the Rhea is on the left

To compare it to the other skulls I used The Bird Skull Collection

Judging by the size, and the general characteristics I concluded that the skull is from an ostrich.

I then wrote it a label, and had it accessioned so I could enter it on the database.

Ostrich in TMS

Ostrich in TMS


Osteomancy I – Pop goes the Weasel

Yesterday I found a skull labelled ‘weasel’ it didn’t look like the other weasel skulls; the cranium was the wrong shape, and the cranial sutures were visible, which is only the case for very young mustelids.
I first looked for any other data on the label, so I could narrow down my options. But no data! ( you will see this is a recurring problem)

twirly string!

mystery skull on the left, Mustela nivalis on the right.

The sharp teeth are suggestive of a carnivore or an insectivore. Instead of canines forming fangs the incisors perform this function. I also noticed the lack of auditory bullae, which have either fallen off at some point, or were never there.

hey look, an accession number -->

mystery skull on the left, Mustela nivalis on the right

My first thought was perhaps a fruit bat, but checking my Handbook of Living Mammals [Timothy E Lawlor, 1979] fruit bats may have large canines but their cheek teeth are simple compared to the dental set in the cranium I am investigating.

this book is great

Figure 35. Skull of a pteropodid (Epomophorus, x 1 1/2)

My second stop in the book was the insectivore section, where I found that the canine-like incisors, lack of auditory bullae and quadritubercular teeth are all diagnostic of the Erinaceidae family ie hedgehogs and gymnures. Checking against the diagram in the book the skull looked very much like the typical Erinaceidae skull figured.

a mystery no more

mystery skull resting on Figure 24. Skull of a[sic] erinaceid (Erinaceus, x 1)

Comparing the skull to other species of hedgehog using Animal Diversity Web it is possible it is a desert hedgehog or a four toed hedgehog, but it is mostly likely a European Hedgehog Erinaceus europeaus local animals are slightly more likely to turn up in the collection and we do have 12 stuffed hedgehogs.

Der Igel, l'Hérrison

A live European Hedgehog, © Michael Gäbler / Wikimedia Commons / CC-BY-SA-3.0

If you are interested in seeing larger versions of the photographs, leave me a message in the comments.

Cave Fauna Documentation

One of the school workshops run by Leeds Discovery Centre uses specimens of Pleistocene animals found in Kent’s Cavern in Torquay.

My job was to locate which boxes these specimens came from, then to document them thoroughly on the database, so that they can be kept together ready for the Education officer.

Although the specimens had been added to the database and given a unique accession number there were very little


series of hyaena teeth from Kent’s Cavern

data on the database, and no photos.

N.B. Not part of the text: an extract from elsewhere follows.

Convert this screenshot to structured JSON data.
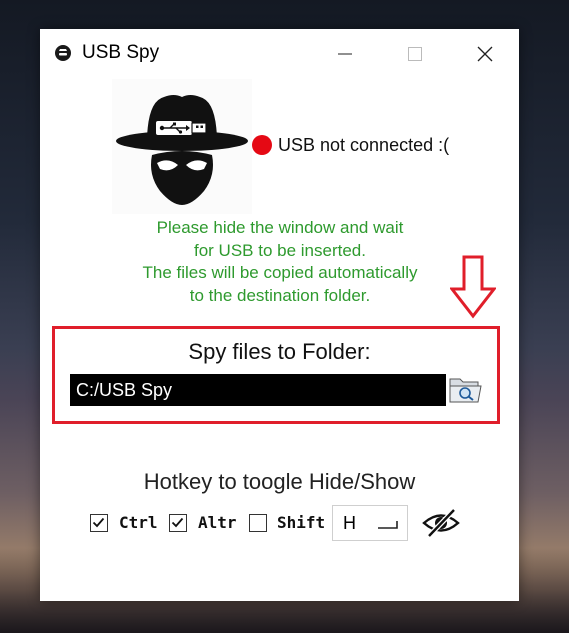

So my first task was to hone my SLR camera skills and take photographs of the specimens to add to the database.

Using the old data cards I transferred the information onto the digital database, this was an excellent way to learn how TMS (The Museum System) works.

As TMS is not designed for natural history collections I had to learn which datafields to enter key information such as the scientific name and geographical locations.

Some of the specimens we wanted to use were one of a set, such as these hyaena teeth, and did not have their own unique accession number; so I learnt how to create daughter records, to keep the data all linked together.

One of the specimens was a cave bear jaw with a loose tooth , so it has been taken to the conservator to be stabilised, and I choose another bear tooth to replace it.

bear jaw with loose tooth

bear jaw with loose tooth

Once the records were as complete as possible I moved the specimens from plastic trays, to their own designated box, this move was then recorded on TMS.

Now these specimens are thoroughly documented, the school children of Leeds can learn about prehistoric megafauna from real specimens collected in the UK.